Please use this identifier to cite or link to this item:
Title: Re-assessment of the structural performance of RC members strengthened using plate-bonded techniques and of patch-repaired RC members
Authors: Sqapi, Robert (1999)
Keywords: Reinforced concrete
Building materials -- Malta
Structural engineering -- Malta
Issue Date: 1999
Citation: Sqapi, R. (1999). Re-assessment of the structural performance of RC members strengthened using plate-bonded techniques and of patch-repaired RC members (Doctoral dissertation).

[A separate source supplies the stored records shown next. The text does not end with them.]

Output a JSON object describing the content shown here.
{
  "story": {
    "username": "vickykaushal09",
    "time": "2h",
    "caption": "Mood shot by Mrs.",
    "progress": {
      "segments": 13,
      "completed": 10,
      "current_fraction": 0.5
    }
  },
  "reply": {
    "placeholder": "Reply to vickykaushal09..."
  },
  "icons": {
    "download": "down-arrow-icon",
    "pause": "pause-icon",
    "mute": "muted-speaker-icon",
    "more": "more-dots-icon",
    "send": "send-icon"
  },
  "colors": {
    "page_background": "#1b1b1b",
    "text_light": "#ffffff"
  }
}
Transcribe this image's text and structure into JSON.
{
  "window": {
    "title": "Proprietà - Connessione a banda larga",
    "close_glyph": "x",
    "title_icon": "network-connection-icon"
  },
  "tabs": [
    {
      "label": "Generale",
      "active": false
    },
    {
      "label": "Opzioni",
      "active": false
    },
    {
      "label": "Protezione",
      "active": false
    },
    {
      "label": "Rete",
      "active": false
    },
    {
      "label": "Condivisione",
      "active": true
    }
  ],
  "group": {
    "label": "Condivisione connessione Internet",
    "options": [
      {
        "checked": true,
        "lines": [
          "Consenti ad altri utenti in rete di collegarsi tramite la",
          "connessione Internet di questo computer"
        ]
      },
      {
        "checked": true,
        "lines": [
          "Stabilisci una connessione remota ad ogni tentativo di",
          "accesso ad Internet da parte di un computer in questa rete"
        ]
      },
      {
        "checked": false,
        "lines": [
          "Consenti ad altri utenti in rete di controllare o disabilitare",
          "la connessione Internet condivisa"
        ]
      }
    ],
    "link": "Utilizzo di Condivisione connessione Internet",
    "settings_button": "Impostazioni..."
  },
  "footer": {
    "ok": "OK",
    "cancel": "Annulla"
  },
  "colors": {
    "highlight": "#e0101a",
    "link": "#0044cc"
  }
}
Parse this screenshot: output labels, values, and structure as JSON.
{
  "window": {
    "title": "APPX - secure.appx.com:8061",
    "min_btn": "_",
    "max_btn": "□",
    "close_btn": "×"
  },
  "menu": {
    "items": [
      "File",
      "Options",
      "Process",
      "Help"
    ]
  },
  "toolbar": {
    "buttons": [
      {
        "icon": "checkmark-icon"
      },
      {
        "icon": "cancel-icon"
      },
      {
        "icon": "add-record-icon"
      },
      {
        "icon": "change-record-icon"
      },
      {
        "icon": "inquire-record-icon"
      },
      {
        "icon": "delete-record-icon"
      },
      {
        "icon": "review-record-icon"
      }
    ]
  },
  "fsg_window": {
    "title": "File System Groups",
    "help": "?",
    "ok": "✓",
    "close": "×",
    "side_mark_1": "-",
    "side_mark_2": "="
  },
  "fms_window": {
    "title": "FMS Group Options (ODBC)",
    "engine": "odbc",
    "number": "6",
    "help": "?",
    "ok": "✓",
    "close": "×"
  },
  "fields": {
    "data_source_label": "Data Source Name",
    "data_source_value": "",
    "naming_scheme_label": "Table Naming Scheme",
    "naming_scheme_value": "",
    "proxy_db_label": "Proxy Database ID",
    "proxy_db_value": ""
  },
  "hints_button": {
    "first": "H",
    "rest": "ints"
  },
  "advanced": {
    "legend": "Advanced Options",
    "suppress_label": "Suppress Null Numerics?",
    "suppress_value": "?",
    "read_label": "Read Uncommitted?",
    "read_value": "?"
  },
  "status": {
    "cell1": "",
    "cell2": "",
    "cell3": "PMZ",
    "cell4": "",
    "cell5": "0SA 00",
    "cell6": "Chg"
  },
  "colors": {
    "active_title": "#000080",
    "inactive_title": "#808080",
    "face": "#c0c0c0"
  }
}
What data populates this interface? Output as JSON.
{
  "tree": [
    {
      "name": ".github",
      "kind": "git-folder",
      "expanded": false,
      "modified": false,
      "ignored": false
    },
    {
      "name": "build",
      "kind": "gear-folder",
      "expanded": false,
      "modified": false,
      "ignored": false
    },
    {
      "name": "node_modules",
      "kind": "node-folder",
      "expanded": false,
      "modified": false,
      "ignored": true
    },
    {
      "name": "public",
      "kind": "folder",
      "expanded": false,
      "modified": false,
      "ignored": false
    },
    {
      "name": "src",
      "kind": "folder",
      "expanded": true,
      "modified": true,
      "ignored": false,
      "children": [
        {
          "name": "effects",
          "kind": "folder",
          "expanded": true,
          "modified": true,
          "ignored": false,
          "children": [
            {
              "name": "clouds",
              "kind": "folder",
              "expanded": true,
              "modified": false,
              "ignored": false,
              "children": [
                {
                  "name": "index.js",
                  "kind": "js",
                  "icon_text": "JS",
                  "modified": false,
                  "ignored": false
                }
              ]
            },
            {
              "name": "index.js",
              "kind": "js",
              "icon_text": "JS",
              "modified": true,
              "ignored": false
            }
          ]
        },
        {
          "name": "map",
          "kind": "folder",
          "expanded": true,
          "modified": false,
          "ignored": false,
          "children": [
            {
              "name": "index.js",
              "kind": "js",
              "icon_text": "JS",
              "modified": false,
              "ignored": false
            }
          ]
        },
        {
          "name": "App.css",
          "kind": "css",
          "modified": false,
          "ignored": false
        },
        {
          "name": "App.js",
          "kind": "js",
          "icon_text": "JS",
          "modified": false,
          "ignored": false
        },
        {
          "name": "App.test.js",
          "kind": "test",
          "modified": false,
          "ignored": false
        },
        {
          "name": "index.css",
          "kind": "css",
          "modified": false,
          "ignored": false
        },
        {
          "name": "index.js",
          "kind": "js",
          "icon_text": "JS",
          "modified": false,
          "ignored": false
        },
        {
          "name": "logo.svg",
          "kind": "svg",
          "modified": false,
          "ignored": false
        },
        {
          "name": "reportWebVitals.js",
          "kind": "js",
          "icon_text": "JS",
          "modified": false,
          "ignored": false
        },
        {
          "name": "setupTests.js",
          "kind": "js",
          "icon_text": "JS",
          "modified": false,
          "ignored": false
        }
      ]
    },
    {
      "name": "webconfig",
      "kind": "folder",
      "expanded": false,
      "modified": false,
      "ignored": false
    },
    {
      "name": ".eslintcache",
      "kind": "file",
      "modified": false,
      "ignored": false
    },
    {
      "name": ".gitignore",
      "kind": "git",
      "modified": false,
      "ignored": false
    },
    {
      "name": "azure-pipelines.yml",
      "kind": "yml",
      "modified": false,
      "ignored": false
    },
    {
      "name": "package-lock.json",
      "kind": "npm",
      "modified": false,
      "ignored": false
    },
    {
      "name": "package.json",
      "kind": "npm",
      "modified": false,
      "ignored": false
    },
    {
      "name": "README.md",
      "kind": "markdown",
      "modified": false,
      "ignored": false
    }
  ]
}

Abstract: Over the past 25 years, many papers have been published on the structural behaviour of RC beams strengthened in flexure using the plate-bonded technique. As a result of this notable experimental and numerical research work, a better understanding was obtained of the structural implications related to this strengthening technique. However, in most of these studies only the flexural mode of failure was addressed numerically and validated, while the peeling and shear failure modes are not yet well established and validated numerically for a wide range of the design parameters. Furthermore, no numerical or theoretical basis exists for the design of anchorage systems that suppress the peeling failure mode, nor is there a significant body of work, which seeks to quantify the corresponding behaviour and the increase in strength. The primary objective of the research work presented in this thesis, is to develop a numerical method which addresses all the possible failure modes of the plate-bonded RC beam/slab with or without end-anchorage systems and which is capable of tracing its structural behaviour for the entire load path. In this manner, peeling, shear, flexural and anchorage failure modes are monitored simultaneously at each spectrum load step and, when any failure criterion violation is detected, the failure mode and failure load pattern are computed together with other useful load-history information. Therefore, it is proposed that the design of plated beams/slabs under arbitrary transversal loading could be carried out using an interactive approach of strength assessment, considering simultaneously the possibility of shear, flexure, or peeling failure in plate-bonded beams/slabs without end-anchorage systems, as well as anchorage failure in plate-bonded beams/slabs with end-anchorage systems. An incremental one-parameter load-control method is adopted to predict the failure load pattern and the failure mode. The flexural analytical model is an iterative method utilizing a secant stiffness approach. Peeling, anchorage detachment (rawlbolt or angle plate systems) and shear failure models are developed and presented. The results demonstrate a very good correlation between the proposed method and the test results carried out on plated beams not only for the prediction of the actual failure mode and ultimate load capacity, but also for the prediction of deflections and strains in the concrete, bottom steel and plate for the entire load path up to the collapse load. The proposed method for the design of plate-bonded RC beams/slabs with or without end anchorage systems is implemented as a subroutine of a Rehabilitation Design Program (REDEPRO) developed as part of this research work for reassessment purposes of RC structures. A further scope of this thesis is to provide a numerical method developed for the reassessment of flexural capacity of RC members, which are repaired using re-casting, spraying or patch repair by hand-application. The proposed method is a non-linear secant stiffness approach of section analysis for strength assessment. Any shape of the cross-sectional repair configurations can be treated including partial patch-repair and different repair material properties, if applicable. The analytical results show good correlation with test results on RC beams repaired under load or using different load relief strategies. The analytical procedure is also implemented as a subroutine of the REDEPRO program to be used for rehabilitation design purposes.
Description: PhD
Appears in Collections:Dissertations - FacEng - 1968-2014

Files in This Item:
File Description SizeFormat 
  Restricted Access
19.72 MBAdobe PDFView/Open Request a copy

Items in OAR@UM are protected by copyright, with all rights reserved, unless otherwise indicated.